Reflections on a Glass of Homemade Cider

Tonight I opened up a treasure: a bottle of cider made by a friend in Santa Fe.

This gentleman had in fact gifted me with several-to-many bottles, all of which I have beenyeshoarding since I received them, on February 21st of this year.

That was but five weeks and change ago but now seems like a lifetime. Yeah, that’s a cliche, but then so is our context: an empire-in-decline mishandling a crisis. There’s nothing original about this moment. In our rise and fall we are nothing special. Not even our exceptionalism is exceptional. Far from it.

We are blinded by our own provincialism, we of the settler-colonial mindset, which is (sorry to say) all of us here who aren’t indigenous (andeven sorrier to saya number of them too).

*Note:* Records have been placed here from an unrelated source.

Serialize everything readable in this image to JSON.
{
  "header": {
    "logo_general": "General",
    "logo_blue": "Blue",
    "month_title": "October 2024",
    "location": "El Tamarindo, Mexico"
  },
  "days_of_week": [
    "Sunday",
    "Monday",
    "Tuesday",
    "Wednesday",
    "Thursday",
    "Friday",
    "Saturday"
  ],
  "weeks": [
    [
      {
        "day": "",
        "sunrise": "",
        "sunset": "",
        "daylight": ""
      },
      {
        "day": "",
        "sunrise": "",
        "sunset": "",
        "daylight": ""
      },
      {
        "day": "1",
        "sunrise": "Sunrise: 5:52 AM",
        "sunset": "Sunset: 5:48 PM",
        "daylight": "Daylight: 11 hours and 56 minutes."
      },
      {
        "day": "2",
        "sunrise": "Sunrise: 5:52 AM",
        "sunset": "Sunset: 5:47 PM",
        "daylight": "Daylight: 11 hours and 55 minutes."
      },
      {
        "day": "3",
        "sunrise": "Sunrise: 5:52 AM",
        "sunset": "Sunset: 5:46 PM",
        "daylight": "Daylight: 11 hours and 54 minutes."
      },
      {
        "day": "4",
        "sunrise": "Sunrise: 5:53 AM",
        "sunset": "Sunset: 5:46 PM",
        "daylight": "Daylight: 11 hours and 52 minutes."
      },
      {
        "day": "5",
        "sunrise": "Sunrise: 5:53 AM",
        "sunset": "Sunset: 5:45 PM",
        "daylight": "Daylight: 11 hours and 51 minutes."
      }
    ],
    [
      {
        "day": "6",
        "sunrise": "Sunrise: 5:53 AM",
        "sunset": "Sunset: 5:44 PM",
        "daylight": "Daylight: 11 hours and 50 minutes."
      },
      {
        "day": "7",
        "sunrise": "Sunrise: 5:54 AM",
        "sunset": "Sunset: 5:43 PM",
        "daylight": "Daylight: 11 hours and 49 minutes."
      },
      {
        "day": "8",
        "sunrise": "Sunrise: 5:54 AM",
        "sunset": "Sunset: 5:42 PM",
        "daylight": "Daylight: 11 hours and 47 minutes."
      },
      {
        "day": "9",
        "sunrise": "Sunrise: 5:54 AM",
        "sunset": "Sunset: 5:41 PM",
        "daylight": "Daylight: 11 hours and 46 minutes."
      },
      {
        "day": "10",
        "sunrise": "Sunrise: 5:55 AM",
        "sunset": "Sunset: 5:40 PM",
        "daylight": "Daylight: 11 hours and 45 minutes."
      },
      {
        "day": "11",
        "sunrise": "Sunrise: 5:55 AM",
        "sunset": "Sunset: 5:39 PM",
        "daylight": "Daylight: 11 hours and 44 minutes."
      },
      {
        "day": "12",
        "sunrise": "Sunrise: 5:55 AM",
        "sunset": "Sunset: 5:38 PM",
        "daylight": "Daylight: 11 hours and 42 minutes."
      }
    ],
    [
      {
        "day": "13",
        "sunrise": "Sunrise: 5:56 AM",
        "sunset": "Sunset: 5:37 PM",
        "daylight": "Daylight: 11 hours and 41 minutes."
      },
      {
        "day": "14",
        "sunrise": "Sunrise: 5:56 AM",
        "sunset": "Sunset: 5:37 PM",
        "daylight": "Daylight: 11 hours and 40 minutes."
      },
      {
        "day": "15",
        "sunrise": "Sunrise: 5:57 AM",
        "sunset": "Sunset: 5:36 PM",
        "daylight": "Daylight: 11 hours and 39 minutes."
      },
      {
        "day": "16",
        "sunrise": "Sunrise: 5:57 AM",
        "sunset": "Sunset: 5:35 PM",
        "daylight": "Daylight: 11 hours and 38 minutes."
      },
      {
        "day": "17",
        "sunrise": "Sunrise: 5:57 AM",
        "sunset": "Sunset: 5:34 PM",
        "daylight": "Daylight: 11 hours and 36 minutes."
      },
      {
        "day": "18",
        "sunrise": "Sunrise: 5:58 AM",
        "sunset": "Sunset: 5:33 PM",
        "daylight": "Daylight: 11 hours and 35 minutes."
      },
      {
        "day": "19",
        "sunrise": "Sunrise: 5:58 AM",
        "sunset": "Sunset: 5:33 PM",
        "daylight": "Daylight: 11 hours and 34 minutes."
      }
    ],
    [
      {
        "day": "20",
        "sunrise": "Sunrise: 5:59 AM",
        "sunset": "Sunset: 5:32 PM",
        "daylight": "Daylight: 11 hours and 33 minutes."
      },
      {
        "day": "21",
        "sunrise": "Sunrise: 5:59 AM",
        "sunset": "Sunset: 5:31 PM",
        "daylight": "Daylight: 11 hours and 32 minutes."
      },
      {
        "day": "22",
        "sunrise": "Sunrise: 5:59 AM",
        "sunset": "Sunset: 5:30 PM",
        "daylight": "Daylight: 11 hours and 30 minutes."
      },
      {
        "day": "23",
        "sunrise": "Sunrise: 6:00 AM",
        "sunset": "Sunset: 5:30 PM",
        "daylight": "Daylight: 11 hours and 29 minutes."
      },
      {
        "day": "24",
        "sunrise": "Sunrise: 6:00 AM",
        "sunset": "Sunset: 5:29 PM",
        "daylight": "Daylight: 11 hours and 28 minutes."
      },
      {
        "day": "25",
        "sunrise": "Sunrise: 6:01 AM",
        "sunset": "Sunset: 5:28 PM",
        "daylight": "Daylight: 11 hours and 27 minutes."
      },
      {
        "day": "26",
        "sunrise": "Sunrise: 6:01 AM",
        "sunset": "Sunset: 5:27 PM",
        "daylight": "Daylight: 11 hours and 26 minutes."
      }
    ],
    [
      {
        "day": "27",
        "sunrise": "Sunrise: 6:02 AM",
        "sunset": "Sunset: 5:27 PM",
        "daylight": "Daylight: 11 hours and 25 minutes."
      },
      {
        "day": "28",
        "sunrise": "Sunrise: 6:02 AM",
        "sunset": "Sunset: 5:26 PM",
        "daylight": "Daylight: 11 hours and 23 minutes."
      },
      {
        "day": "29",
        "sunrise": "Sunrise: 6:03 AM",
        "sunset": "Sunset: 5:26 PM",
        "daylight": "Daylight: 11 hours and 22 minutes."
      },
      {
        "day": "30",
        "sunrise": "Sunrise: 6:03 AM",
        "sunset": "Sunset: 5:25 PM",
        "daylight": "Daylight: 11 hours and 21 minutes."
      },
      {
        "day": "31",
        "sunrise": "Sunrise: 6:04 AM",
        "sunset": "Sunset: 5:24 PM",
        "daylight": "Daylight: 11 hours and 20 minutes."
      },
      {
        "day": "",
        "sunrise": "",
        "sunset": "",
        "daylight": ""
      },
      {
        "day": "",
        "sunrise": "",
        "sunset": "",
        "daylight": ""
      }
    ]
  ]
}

We are both ignorant and brash; both increasingly weak and ever more blustery; both delusional and all-too-well armed. A comedian would add: “And those are our good points.”

So much has changed, so quickly, yet we have only just turned the knob and given the slightest tug to the door. It’s not yet open, not even a crack. The view waiting for us on the other side has the potential to bowl us over just from the sheer shock of it.

Not that what’s waiting is a mystery; honest historians can describe it from a hundred previous examples. A few gifted individuals have already seen it, if only in a vision. Far, far more people claim to know but they are missing the mark because they don’t acknowledge the present clearly, let alone anywhen else. Put another way: one cannot see where we are without imagination, and that’s a mode of perception too seldom deployed.

The cider from my friend, btw, is delightful. Very pleasantly dry yet unmistakably fruity. The maple syrup advertised on the label emits only the faintest of whiffs. As for the tea, the tannins are subtle but grounding, imparting a certain alertness that well accompanies the briskness of the cider’s attack. So the mind enjoys a relaxed focus, an all too rare effect of alcoholic beverages, which tend much more often to the blundering and melancholic.

Here’s a toast: To the fact that things are never going “back to normal.”

I think some people realize this is true. I think I do. Though, I’ve been in a state of personal alert about the worsening conditions of our society for some time, quite actively since 2005 (when I received the message of Katrina, that we’re on our own). I’ve been watching, and I’ve been making preparations.

I’ve known since my 20s (in the ’90s) that I’d live to see some shit hit the fan, and I’ve acted accordingly as much as I’ve been able. I’m not talking about logistical preparations, such as having extra food on hand (and a water filter, and solar accessories, and other “survival” gear), though I’ve certainly put some effort into getting that kind of stuff together.

No, what I’m talking about is the intentional development of a frame of mind that doesn’t count on The System to operate consistently for the rest of my life. I have purposely cultivated a way of looking at the world that doesn’t assume business-as-usual is permanent. I have been regarding the state of our society as a temporary phenomena.

In terms of wealth, creativity, and power, the US had its ascent and its peak and is now in its descent. Not a good time to get hit by an infectious disease. We’re not at all well prepared for it. The man in the White House is f’ing it up, for sure. So is the ruling class at large, as they try to rescue their fortunes. The things they’re propping up should be abandoned, but they won’t do that unless we force their hand, and we don’t seem up for it right now. That is, this is when we should reject the entire notion of “profits” but the “temporarily embarrassed millionaires” that make up the majority of the working class are unwilling.

Before this virus hit, we were already dying figuratively; now we’re being struck by a scourge that is literal. I don’t know how bad it’s gonna get, but I’m sure it’ll be worse than we want it to be.

However, right this minute I’ve got a lovely glass of cider in front of me, because back in February, I drove up to Santa Fe to run an errand for a friend, and since I was there, met in person someone I knew online. Little did I know that it was to be my last carefree roadtrip after a five year period that was mostly road-tripping.

A sudden stop. A quick change in direction. A “new normal.”

I did not foresee our exact circumstancea virusand the exact timingMarch of 2020but I’m not surprised, either. As sure as night follows day, something like this has been “baked in” as people say. There’s more to come, too.

I’ve got no predictions to make (unless you want to place a bet for sport) but it seems prudent to prepare for hardship at this point. If your version of that includes home-brewing, go for it. Where we’re headed, bottles might well be a better form of currency than cash.

Does the taste and sensation of homemade cider inspire poignancy? Yep. I’d be lying if I denied it. A little of that’s okay, too. A little of anything that’s not miserable will have growing value in the novel existence that’s unfolding.

Kollibri terre Sonnenblume is a writer living on the West Coast of the U.S.A. More of Kollibri’s writing and photos can be found at Macska Moksha Press